Gibson presented three messages on the Adventism’s purpose on June 18.
How a Church Without Children Grew a Thriving Children’s Ministry
Story by Baybe Cornish
Campers who attended the Catoctin View (Thurmont, Md.) church’s four-week summer camp gave a resounding response when asked what their favorite memories were: “all of them!”
Over 45 campers, ages 4-14, attended the four-week summer camp hosted by the church which featured indoor and outdoor games, a Slip-N-Slide, bounce house, worship parties, tutoring in English and math, pony rides, pools, and field trips to places such as Hershey Park and Cunningham Falls State Park.
For 11-year-old Mackenzie Blickenstaff, the camp was about more than just fun and games. “I had a lot of fun, and I also really feel like I learned more about being a Christian and got a lot closer to Jesus.”
Ultimately, that was the main goal for the church: to bring children and youth to Christ through a summer of fun, joy, and newfound meaning.
When Catoctin View children’s ministry director, Tina Gagliardi, and Bible worker, Alvin Payne, began to plan for the summer camp, they had all the resources they needed except the most crucial one: children.
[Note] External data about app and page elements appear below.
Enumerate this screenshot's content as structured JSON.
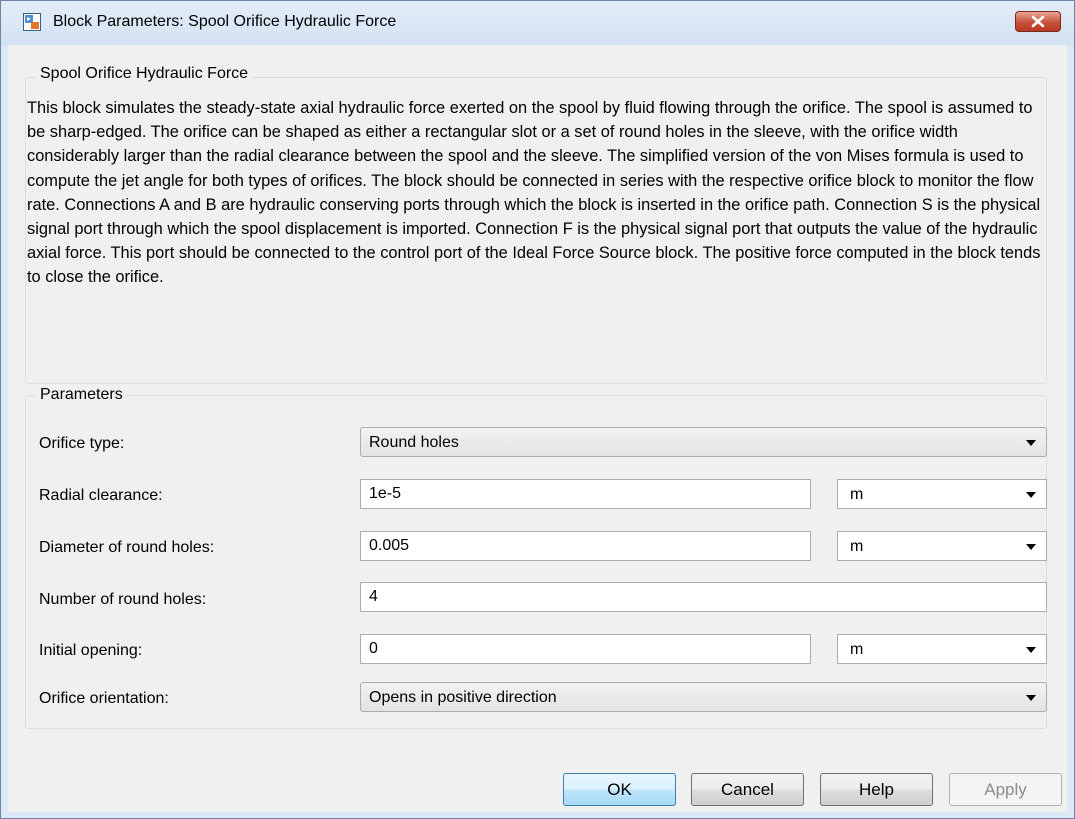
{
  "window": {
    "title": "Block Parameters: Spool Orifice Hydraulic Force",
    "icon": "simulink-block-icon",
    "close_icon": "close-x-icon"
  },
  "description_group": {
    "legend": "Spool Orifice Hydraulic Force",
    "text": "This block simulates the steady-state axial hydraulic force exerted on the spool by fluid flowing through the orifice. The spool is assumed to be sharp-edged. The orifice can be shaped as either a rectangular slot or a set of round holes in the sleeve, with the orifice width considerably larger than the radial clearance between the spool and the sleeve. The simplified version of the von Mises formula is used to compute the jet angle for both types of orifices. The block should be connected in series with the respective orifice block to monitor the flow rate. Connections A and B are hydraulic conserving ports through which the block is inserted in the orifice path. Connection S is the physical signal port through which the spool displacement is imported. Connection F is the physical signal port that outputs the value of the hydraulic axial force. This port should be connected to the control port of the Ideal Force Source block. The positive force computed in the block tends to close the orifice."
  },
  "parameters": {
    "legend": "Parameters",
    "orifice_type": {
      "label": "Orifice type:",
      "value": "Round holes"
    },
    "radial_clearance": {
      "label": "Radial clearance:",
      "value": "1e-5",
      "unit": "m"
    },
    "diameter": {
      "label": "Diameter of round holes:",
      "value": "0.005",
      "unit": "m"
    },
    "num_holes": {
      "label": "Number of round holes:",
      "value": "4"
    },
    "initial_opening": {
      "label": "Initial opening:",
      "value": "0",
      "unit": "m"
    },
    "orientation": {
      "label": "Orifice orientation:",
      "value": "Opens in positive direction"
    }
  },
  "buttons": {
    "ok": "OK",
    "cancel": "Cancel",
    "help": "Help",
    "apply": "Apply"
  }
}
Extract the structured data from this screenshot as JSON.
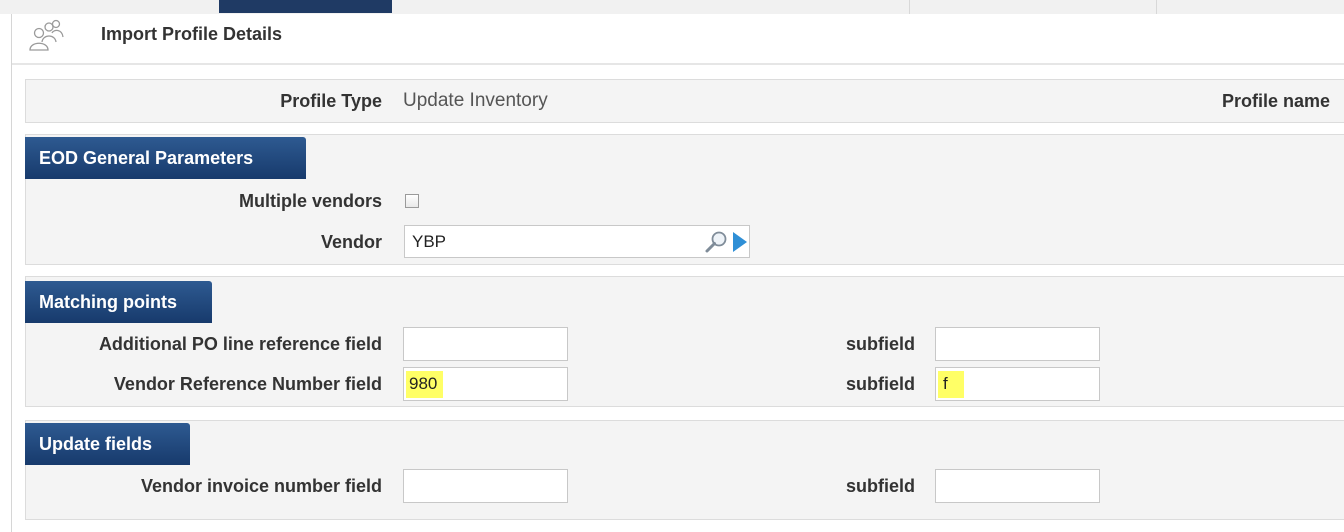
{
  "header": {
    "title": "Import Profile Details",
    "icon": "users-icon"
  },
  "profile": {
    "type_label": "Profile Type",
    "type_value": "Update Inventory",
    "name_label": "Profile name"
  },
  "eod": {
    "title": "EOD General Parameters",
    "multiple_vendors_label": "Multiple vendors",
    "multiple_vendors_checked": false,
    "vendor_label": "Vendor",
    "vendor_value": "YBP"
  },
  "matching": {
    "title": "Matching points",
    "rows": [
      {
        "label": "Additional PO line reference field",
        "field_value": "",
        "subfield_label": "subfield",
        "subfield_value": ""
      },
      {
        "label": "Vendor Reference Number field",
        "field_value": "980",
        "subfield_label": "subfield",
        "subfield_value": "f"
      }
    ]
  },
  "update": {
    "title": "Update fields",
    "rows": [
      {
        "label": "Vendor invoice number field",
        "field_value": "",
        "subfield_label": "subfield",
        "subfield_value": ""
      }
    ]
  },
  "colors": {
    "section_header": "#1f3f70",
    "highlight": "#ffff66",
    "panel_bg": "#f4f4f4"
  }
}
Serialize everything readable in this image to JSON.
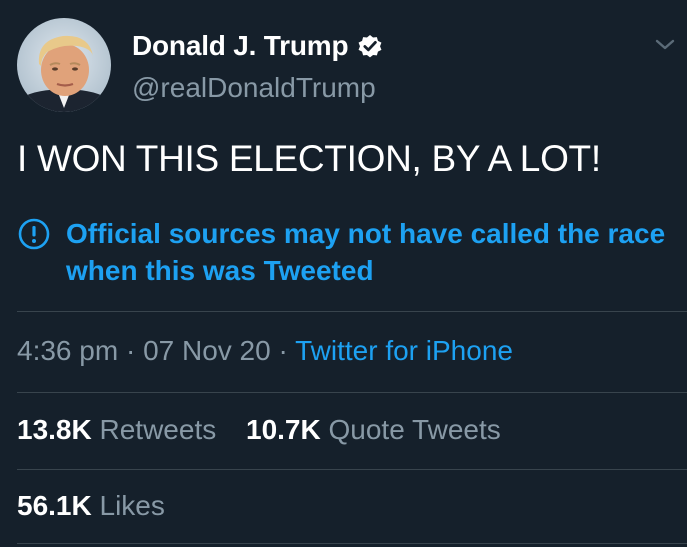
{
  "author": {
    "display_name": "Donald J. Trump",
    "handle": "@realDonaldTrump",
    "verified": true
  },
  "icons": {
    "verified": "verified-badge-icon",
    "menu": "chevron-down-icon",
    "notice": "exclamation-circle-icon"
  },
  "tweet": {
    "text": "I WON THIS ELECTION, BY A LOT!",
    "notice": "Official sources may not have called the race when this was Tweeted",
    "time": "4:36 pm",
    "separator": "·",
    "date": "07 Nov 20",
    "source": "Twitter for iPhone"
  },
  "stats": {
    "retweets_count": "13.8K",
    "retweets_label": "Retweets",
    "quote_count": "10.7K",
    "quote_label": "Quote Tweets",
    "likes_count": "56.1K",
    "likes_label": "Likes"
  },
  "colors": {
    "background": "#15202b",
    "accent": "#1da1f2",
    "secondary_text": "#8899a6",
    "divider": "#38444d"
  }
}
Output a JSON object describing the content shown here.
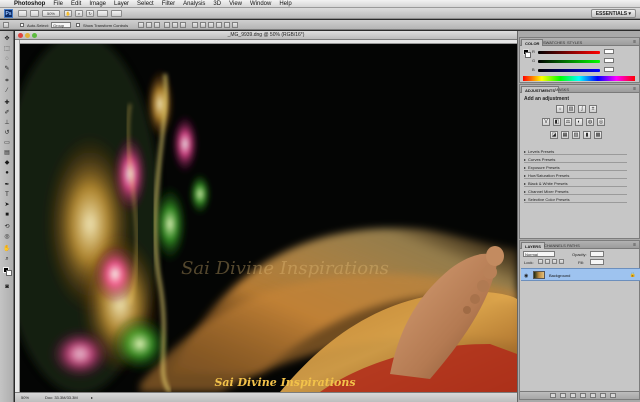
{
  "menubar": {
    "apple": "",
    "items": [
      "Photoshop",
      "File",
      "Edit",
      "Image",
      "Layer",
      "Select",
      "Filter",
      "Analysis",
      "3D",
      "View",
      "Window",
      "Help"
    ]
  },
  "appbar": {
    "logo": "Ps",
    "zoom": "50%",
    "workspace": "ESSENTIALS ▾"
  },
  "options": {
    "auto_select": "Auto-Select:",
    "auto_select_value": "Group",
    "transform": "Show Transform Controls"
  },
  "document": {
    "title": "_MG_9939.dng @ 50% (RGB/16*)",
    "status_zoom": "50%",
    "status_doc": "Doc: 33.3M/33.3M",
    "watermark": "Sai Divine Inspirations"
  },
  "color_panel": {
    "tabs": [
      "COLOR",
      "SWATCHES",
      "STYLES"
    ],
    "sliders": [
      "R",
      "G",
      "B"
    ]
  },
  "adjustments_panel": {
    "tabs": [
      "ADJUSTMENTS",
      "MASKS"
    ],
    "title": "Add an adjustment",
    "presets": [
      "Levels Presets",
      "Curves Presets",
      "Exposure Presets",
      "Hue/Saturation Presets",
      "Black & White Presets",
      "Channel Mixer Presets",
      "Selective Color Presets"
    ]
  },
  "layers_panel": {
    "tabs": [
      "LAYERS",
      "CHANNELS",
      "PATHS"
    ],
    "blend": "Normal",
    "opacity_label": "Opacity:",
    "fill_label": "Fill:",
    "lock_label": "Lock:",
    "layer_name": "Background"
  }
}
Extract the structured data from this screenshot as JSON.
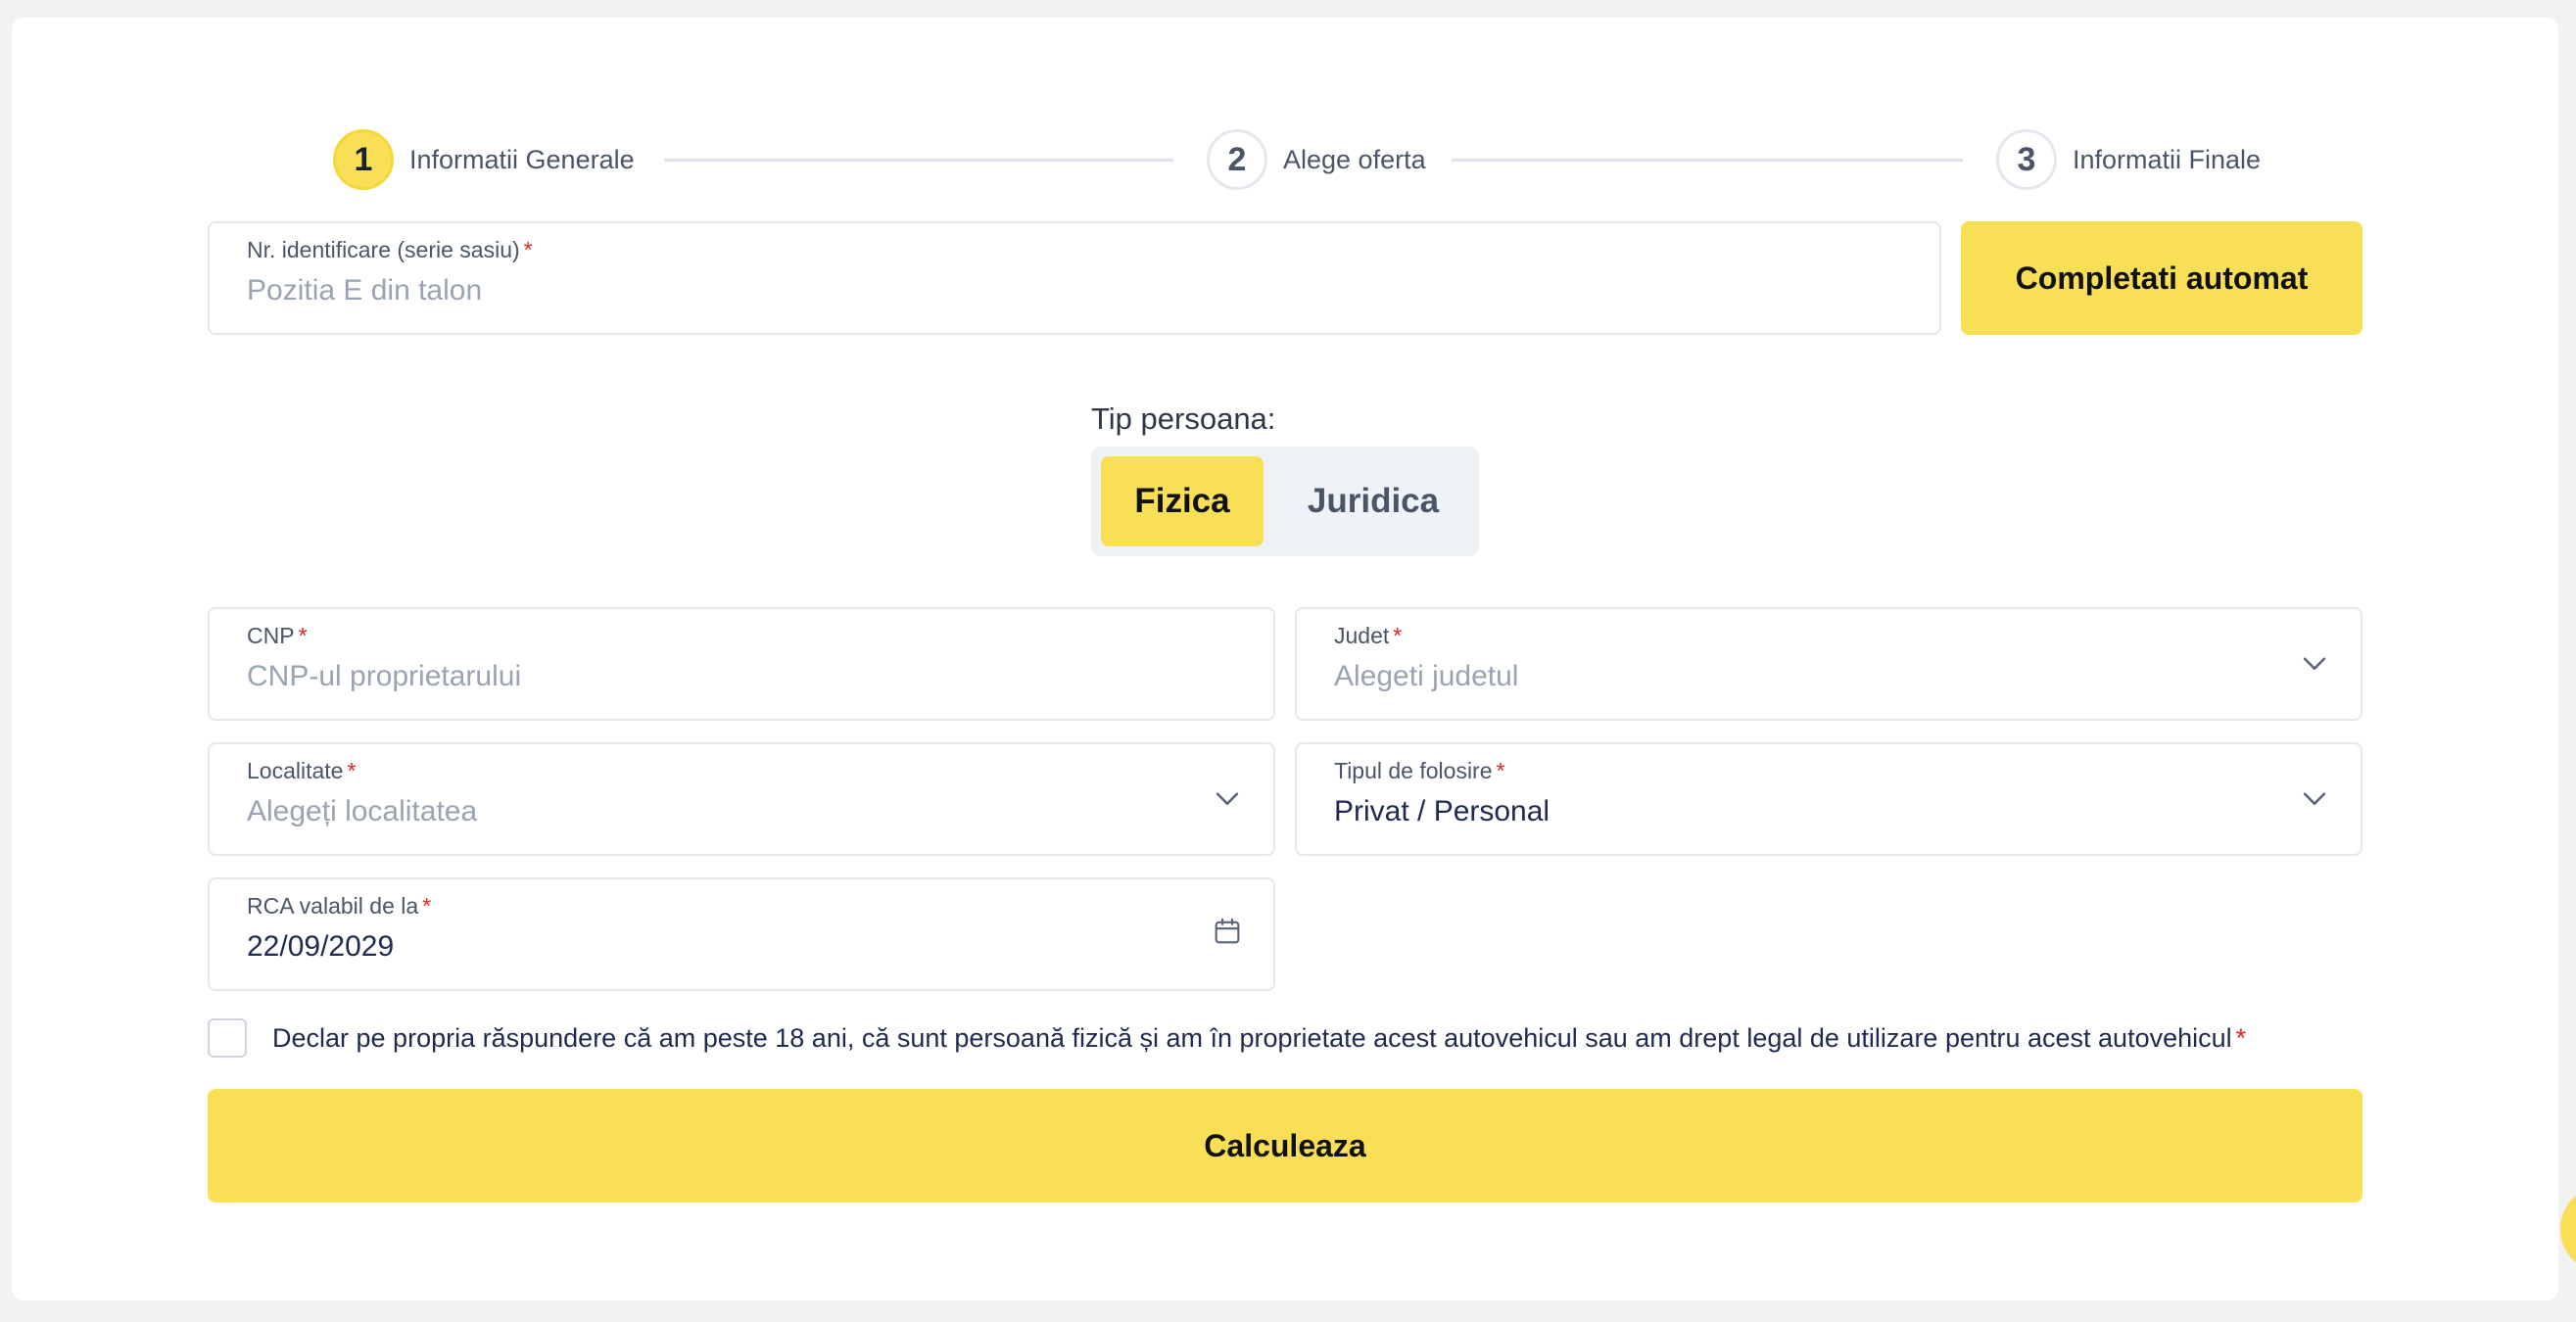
{
  "stepper": {
    "steps": [
      {
        "number": "1",
        "label": "Informatii Generale"
      },
      {
        "number": "2",
        "label": "Alege oferta"
      },
      {
        "number": "3",
        "label": "Informatii Finale"
      }
    ],
    "active_step": 1
  },
  "vin_field": {
    "label": "Nr. identificare (serie sasiu)",
    "required": "*",
    "placeholder": "Pozitia E din talon"
  },
  "autofill_button": {
    "label": "Completati automat"
  },
  "person_type": {
    "label": "Tip persoana:",
    "options": [
      "Fizica",
      "Juridica"
    ],
    "selected": "Fizica"
  },
  "cnp_field": {
    "label": "CNP",
    "required": "*",
    "placeholder": "CNP-ul proprietarului"
  },
  "judet_field": {
    "label": "Judet",
    "required": "*",
    "placeholder": "Alegeti judetul"
  },
  "localitate_field": {
    "label": "Localitate",
    "required": "*",
    "placeholder": "Alegeți localitatea"
  },
  "usage_field": {
    "label": "Tipul de folosire",
    "required": "*",
    "value": "Privat / Personal"
  },
  "rca_field": {
    "label": "RCA valabil de la",
    "required": "*",
    "value": "22/09/2029"
  },
  "declaration": {
    "text": "Declar pe propria răspundere că am peste 18 ani, că sunt persoană fizică și am în proprietate acest autovehicul sau am drept legal de utilizare pentru acest autovehicul",
    "required": "*",
    "checked": false
  },
  "submit_button": {
    "label": "Calculeaza"
  },
  "colors": {
    "accent": "#f8df55",
    "border": "#e3e8ef",
    "text": "#1e2a52",
    "placeholder": "#9aa3b2",
    "required": "#e02424"
  }
}
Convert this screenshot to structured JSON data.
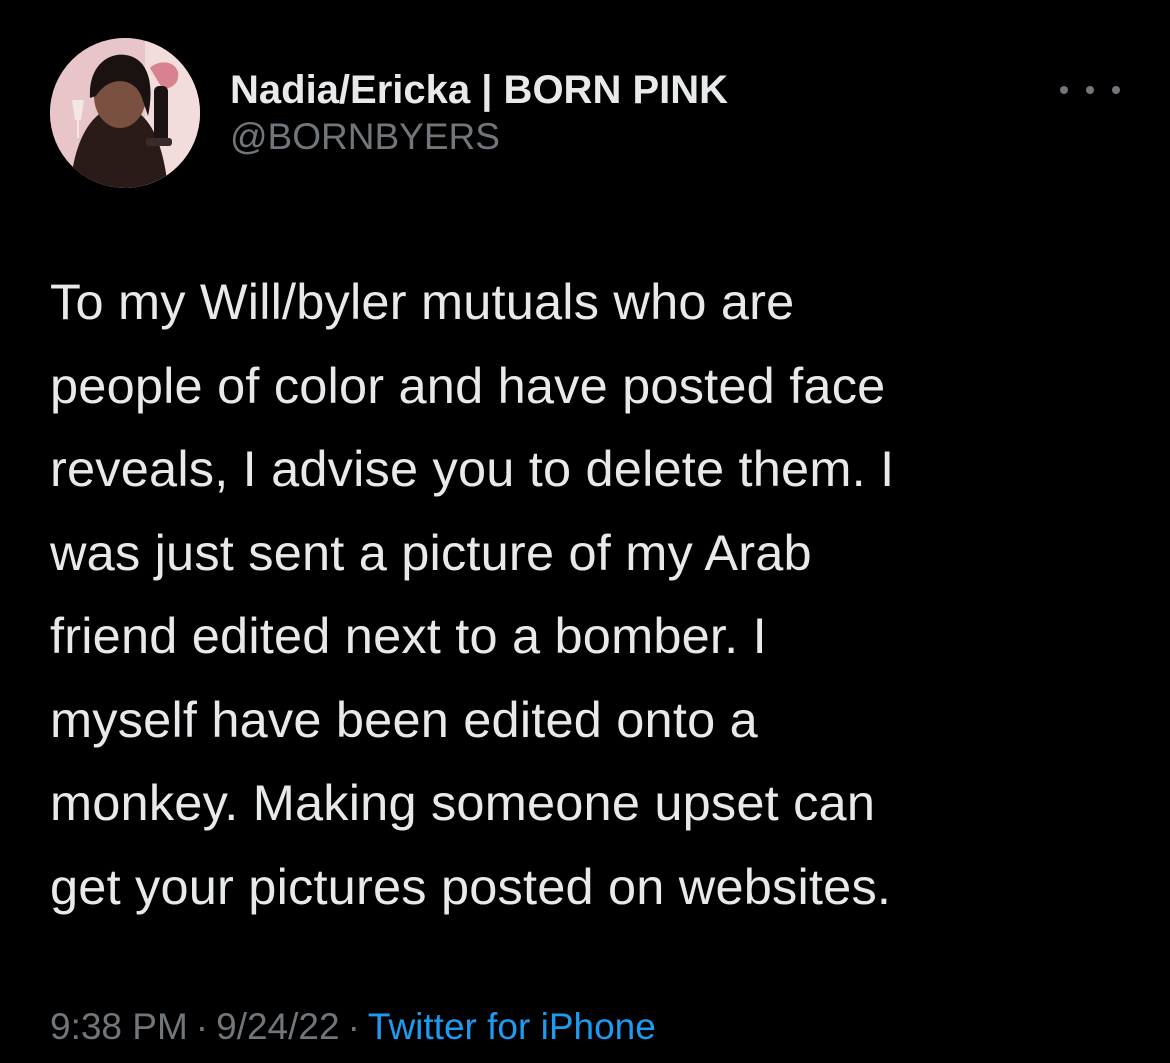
{
  "author": {
    "display_name": "Nadia/Ericka | BORN PINK",
    "handle": "@BORNBYERS",
    "avatar_icon": "profile-photo"
  },
  "more_icon": "ellipsis-icon",
  "tweet": {
    "lines": [
      "To my Will/byler mutuals who are",
      "people of color and have posted face",
      "reveals, I advise you to delete them. I",
      "was just sent a picture of my Arab",
      "friend edited next to a bomber. I",
      "myself have been edited onto a",
      "monkey. Making someone upset can",
      "get your pictures posted on websites."
    ]
  },
  "meta": {
    "time": "9:38 PM",
    "separator": "·",
    "date": "9/24/22",
    "source": "Twitter for iPhone"
  },
  "colors": {
    "background": "#000000",
    "text": "#e7e9ea",
    "secondary": "#71767b",
    "link": "#1d9bf0"
  }
}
To address the problem, the church borrowed a bus from Highland View Academy, and picked up campers every morning from the surrounding region.
“This camp was definitely an expansion of God’s territory at the Catoctin View SDA Church,” says Bible worker, Alvin Payne. “I’m amazed at how God used a church with no children and blessed us with 45 registered campers, 38 of which are unchurched.”
This year’s campers can’t wait to come back next year. “I really liked the water stuff, like the pool and the lake and the slip and slide,” said Lilian Grace Jackson, age 11.
10-year-old Alyssa Capozzi agreed, adding that the camp’s welcoming atmosphere made her feel comfortable when she first arrived. “I made a lot of friends. As soon as I got here, everyone started talking to me.”
As a result of the summer camp’s success, the leadership team at Catoctin View has decided to organize year-round activities for the growing group of kids, including a bi-monthly children’s church, which will be reminiscent of this past summer’s activities.
Reflecting on the summer, John Bennett, head elder at Catoctin View church, says it was God’s hand that led to the camp’s incredible success. “I walked in the midst of a miracle,” he says.
For a church without children, a burgeoning children’s ministry is a miracle indeed.